Each line of the listing below should come back exactly as it is.

###

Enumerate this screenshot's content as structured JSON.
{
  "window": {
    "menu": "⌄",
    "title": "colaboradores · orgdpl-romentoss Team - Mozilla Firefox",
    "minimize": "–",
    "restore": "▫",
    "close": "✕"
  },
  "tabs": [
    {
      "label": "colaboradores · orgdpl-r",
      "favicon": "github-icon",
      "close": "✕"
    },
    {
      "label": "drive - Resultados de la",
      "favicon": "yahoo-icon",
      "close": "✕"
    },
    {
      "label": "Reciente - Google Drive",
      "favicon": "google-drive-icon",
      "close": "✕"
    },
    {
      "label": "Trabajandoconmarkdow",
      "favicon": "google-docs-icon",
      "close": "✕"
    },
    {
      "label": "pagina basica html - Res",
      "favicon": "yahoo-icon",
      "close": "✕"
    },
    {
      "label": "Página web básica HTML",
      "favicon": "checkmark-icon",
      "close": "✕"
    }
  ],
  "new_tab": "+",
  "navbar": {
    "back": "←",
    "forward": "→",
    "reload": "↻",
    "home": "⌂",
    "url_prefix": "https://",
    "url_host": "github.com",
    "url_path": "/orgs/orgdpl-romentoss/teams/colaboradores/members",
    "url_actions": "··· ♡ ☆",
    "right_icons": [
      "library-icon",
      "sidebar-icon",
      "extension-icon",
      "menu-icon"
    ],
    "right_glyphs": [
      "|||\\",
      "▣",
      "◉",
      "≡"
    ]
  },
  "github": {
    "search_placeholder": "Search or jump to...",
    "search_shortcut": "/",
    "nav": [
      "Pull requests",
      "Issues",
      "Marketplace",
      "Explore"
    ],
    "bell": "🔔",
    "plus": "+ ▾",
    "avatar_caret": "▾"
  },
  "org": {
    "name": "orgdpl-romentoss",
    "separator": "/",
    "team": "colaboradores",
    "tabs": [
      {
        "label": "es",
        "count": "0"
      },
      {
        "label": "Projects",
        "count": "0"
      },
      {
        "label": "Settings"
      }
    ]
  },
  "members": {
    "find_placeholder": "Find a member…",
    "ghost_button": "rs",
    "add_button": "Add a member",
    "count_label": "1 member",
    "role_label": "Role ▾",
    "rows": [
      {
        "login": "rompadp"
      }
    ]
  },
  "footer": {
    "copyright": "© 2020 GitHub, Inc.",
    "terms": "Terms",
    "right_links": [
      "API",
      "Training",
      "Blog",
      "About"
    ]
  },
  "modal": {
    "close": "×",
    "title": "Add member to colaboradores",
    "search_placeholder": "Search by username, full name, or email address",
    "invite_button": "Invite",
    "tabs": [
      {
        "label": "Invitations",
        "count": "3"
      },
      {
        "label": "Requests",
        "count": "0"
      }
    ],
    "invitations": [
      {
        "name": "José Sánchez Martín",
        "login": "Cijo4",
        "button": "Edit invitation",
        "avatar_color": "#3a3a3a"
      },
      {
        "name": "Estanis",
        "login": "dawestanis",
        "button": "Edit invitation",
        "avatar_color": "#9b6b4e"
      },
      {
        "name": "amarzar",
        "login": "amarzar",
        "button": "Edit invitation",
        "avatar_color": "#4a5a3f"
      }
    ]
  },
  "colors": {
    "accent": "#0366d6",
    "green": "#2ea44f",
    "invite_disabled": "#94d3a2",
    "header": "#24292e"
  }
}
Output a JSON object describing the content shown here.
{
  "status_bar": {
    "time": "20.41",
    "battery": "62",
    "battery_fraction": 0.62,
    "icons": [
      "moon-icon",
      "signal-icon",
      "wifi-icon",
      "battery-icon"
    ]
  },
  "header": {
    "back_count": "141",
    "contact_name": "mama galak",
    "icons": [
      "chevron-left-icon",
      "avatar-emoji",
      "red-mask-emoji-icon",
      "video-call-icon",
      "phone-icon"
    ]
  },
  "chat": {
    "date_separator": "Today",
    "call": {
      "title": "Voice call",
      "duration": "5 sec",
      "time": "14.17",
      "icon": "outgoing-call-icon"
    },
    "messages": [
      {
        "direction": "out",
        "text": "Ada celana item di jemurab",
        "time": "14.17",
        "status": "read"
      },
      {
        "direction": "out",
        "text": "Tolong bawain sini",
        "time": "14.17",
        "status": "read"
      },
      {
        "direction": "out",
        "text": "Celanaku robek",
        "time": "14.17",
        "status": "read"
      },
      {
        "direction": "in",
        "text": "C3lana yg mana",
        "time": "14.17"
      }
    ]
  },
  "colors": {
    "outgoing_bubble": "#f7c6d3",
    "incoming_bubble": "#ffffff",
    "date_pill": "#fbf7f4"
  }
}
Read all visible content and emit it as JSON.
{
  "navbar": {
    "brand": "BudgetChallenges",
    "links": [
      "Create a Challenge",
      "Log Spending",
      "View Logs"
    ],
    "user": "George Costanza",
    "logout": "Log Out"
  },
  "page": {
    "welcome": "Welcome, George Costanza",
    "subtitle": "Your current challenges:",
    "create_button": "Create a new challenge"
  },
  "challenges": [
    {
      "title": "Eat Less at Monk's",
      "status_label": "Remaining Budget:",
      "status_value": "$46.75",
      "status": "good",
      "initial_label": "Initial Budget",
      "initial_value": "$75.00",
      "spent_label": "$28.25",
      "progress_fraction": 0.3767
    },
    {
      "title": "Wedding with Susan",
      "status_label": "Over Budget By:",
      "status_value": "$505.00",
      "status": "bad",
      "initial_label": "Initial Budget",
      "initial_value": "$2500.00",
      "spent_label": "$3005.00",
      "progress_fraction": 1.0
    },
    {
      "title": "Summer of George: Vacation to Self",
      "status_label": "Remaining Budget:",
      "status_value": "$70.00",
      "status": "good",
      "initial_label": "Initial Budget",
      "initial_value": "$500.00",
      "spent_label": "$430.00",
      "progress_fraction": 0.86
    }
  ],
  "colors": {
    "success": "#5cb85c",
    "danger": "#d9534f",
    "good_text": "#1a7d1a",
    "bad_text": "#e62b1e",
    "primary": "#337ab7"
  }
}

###

• [SOLUTION FOR THIS TASK]:
Enumerate this screenshot's content as structured JSON.
{
  "window": {
    "menu": "⌄",
    "title": "colaboradores · orgdpl-romentoss Team - Mozilla Firefox",
    "minimize": "–",
    "restore": "▫",
    "close": "✕"
  },
  "tabs": [
    {
      "label": "colaboradores · orgdpl-r",
      "favicon": "github-icon",
      "close": "✕"
    },
    {
      "label": "drive - Resultados de la",
      "favicon": "yahoo-icon",
      "close": "✕"
    },
    {
      "label": "Reciente - Google Drive",
      "favicon": "google-drive-icon",
      "close": "✕"
    },
    {
      "label": "Trabajandoconmarkdow",
      "favicon": "google-docs-icon",
      "close": "✕"
    },
    {
      "label": "pagina basica html - Res",
      "favicon": "yahoo-icon",
      "close": "✕"
    },
    {
      "label": "Página web básica HTML",
      "favicon": "checkmark-icon",
      "close": "✕"
    }
  ],
  "new_tab": "+",
  "navbar": {
    "back": "←",
    "forward": "→",
    "reload": "↻",
    "home": "⌂",
    "url_prefix": "https://",
    "url_host": "github.com",
    "url_path": "/orgs/orgdpl-romentoss/teams/colaboradores/members",
    "url_actions": "··· ♡ ☆",
    "right_icons": [
      "library-icon",
      "sidebar-icon",
      "extension-icon",
      "menu-icon"
    ],
    "right_glyphs": [
      "|||\\",
      "▣",
      "◉",
      "≡"
    ]
  },
  "github": {
    "search_placeholder": "Search or jump to...",
    "search_shortcut": "/",
    "nav": [
      "Pull requests",
      "Issues",
      "Marketplace",
      "Explore"
    ],
    "bell": "🔔",
    "plus": "+ ▾",
    "avatar_caret": "▾"
  },
  "org": {
    "name": "orgdpl-romentoss",
    "separator": "/",
    "team": "colaboradores",
    "tabs": [
      {
        "label": "es",
        "count": "0"
      },
      {
        "label": "Projects",
        "count": "0"
      },
      {
        "label": "Settings"
      }
    ]
  },
  "members": {
    "find_placeholder": "Find a member…",
    "ghost_button": "rs",
    "add_button": "Add a member",
    "count_label": "1 member",
    "role_label": "Role ▾",
    "rows": [
      {
        "login": "rompadp"
      }
    ]
  },
  "footer": {
    "copyright": "© 2020 GitHub, Inc.",
    "terms": "Terms",
    "right_links": [
      "API",
      "Training",
      "Blog",
      "About"
    ]
  },
  "modal": {
    "close": "×",
    "title": "Add member to colaboradores",
    "search_placeholder": "Search by username, full name, or email address",
    "invite_button": "Invite",
    "tabs": [
      {
        "label": "Invitations",
        "count": "3"
      },
      {
        "label": "Requests",
        "count": "0"
      }
    ],
    "invitations": [
      {
        "name": "José Sánchez Martín",
        "login": "Cijo4",
        "button": "Edit invitation",
        "avatar_color": "#3a3a3a"
      },
      {
        "name": "Estanis",
        "login": "dawestanis",
        "button": "Edit invitation",
        "avatar_color": "#9b6b4e"
      },
      {
        "name": "amarzar",
        "login": "amarzar",
        "button": "Edit invitation",
        "avatar_color": "#4a5a3f"
      }
    ]
  },
  "colors": {
    "accent": "#0366d6",
    "green": "#2ea44f",
    "invite_disabled": "#94d3a2",
    "header": "#24292e"
  }
}
Output a JSON object describing the content shown here.
{
  "status_bar": {
    "time": "20.41",
    "battery": "62",
    "battery_fraction": 0.62,
    "icons": [
      "moon-icon",
      "signal-icon",
      "wifi-icon",
      "battery-icon"
    ]
  },
  "header": {
    "back_count": "141",
    "contact_name": "mama galak",
    "icons": [
      "chevron-left-icon",
      "avatar-emoji",
      "red-mask-emoji-icon",
      "video-call-icon",
      "phone-icon"
    ]
  },
  "chat": {
    "date_separator": "Today",
    "call": {
      "title": "Voice call",
      "duration": "5 sec",
      "time": "14.17",
      "icon": "outgoing-call-icon"
    },
    "messages": [
      {
        "direction": "out",
        "text": "Ada celana item di jemurab",
        "time": "14.17",
        "status": "read"
      },
      {
        "direction": "out",
        "text": "Tolong bawain sini",
        "time": "14.17",
        "status": "read"
      },
      {
        "direction": "out",
        "text": "Celanaku robek",
        "time": "14.17",
        "status": "read"
      },
      {
        "direction": "in",
        "text": "C3lana yg mana",
        "time": "14.17"
      }
    ]
  },
  "colors": {
    "outgoing_bubble": "#f7c6d3",
    "incoming_bubble": "#ffffff",
    "date_pill": "#fbf7f4"
  }
}
Read all visible content and emit it as JSON.
{
  "navbar": {
    "brand": "BudgetChallenges",
    "links": [
      "Create a Challenge",
      "Log Spending",
      "View Logs"
    ],
    "user": "George Costanza",
    "logout": "Log Out"
  },
  "page": {
    "welcome": "Welcome, George Costanza",
    "subtitle": "Your current challenges:",
    "create_button": "Create a new challenge"
  },
  "challenges": [
    {
      "title": "Eat Less at Monk's",
      "status_label": "Remaining Budget:",
      "status_value": "$46.75",
      "status": "good",
      "initial_label": "Initial Budget",
      "initial_value": "$75.00",
      "spent_label": "$28.25",
      "progress_fraction": 0.3767
    },
    {
      "title": "Wedding with Susan",
      "status_label": "Over Budget By:",
      "status_value": "$505.00",
      "status": "bad",
      "initial_label": "Initial Budget",
      "initial_value": "$2500.00",
      "spent_label": "$3005.00",
      "progress_fraction": 1.0
    },
    {
      "title": "Summer of George: Vacation to Self",
      "status_label": "Remaining Budget:",
      "status_value": "$70.00",
      "status": "good",
      "initial_label": "Initial Budget",
      "initial_value": "$500.00",
      "spent_label": "$430.00",
      "progress_fraction": 0.86
    }
  ],
  "colors": {
    "success": "#5cb85c",
    "danger": "#d9534f",
    "good_text": "#1a7d1a",
    "bad_text": "#e62b1e",
    "primary": "#337ab7"
  }
}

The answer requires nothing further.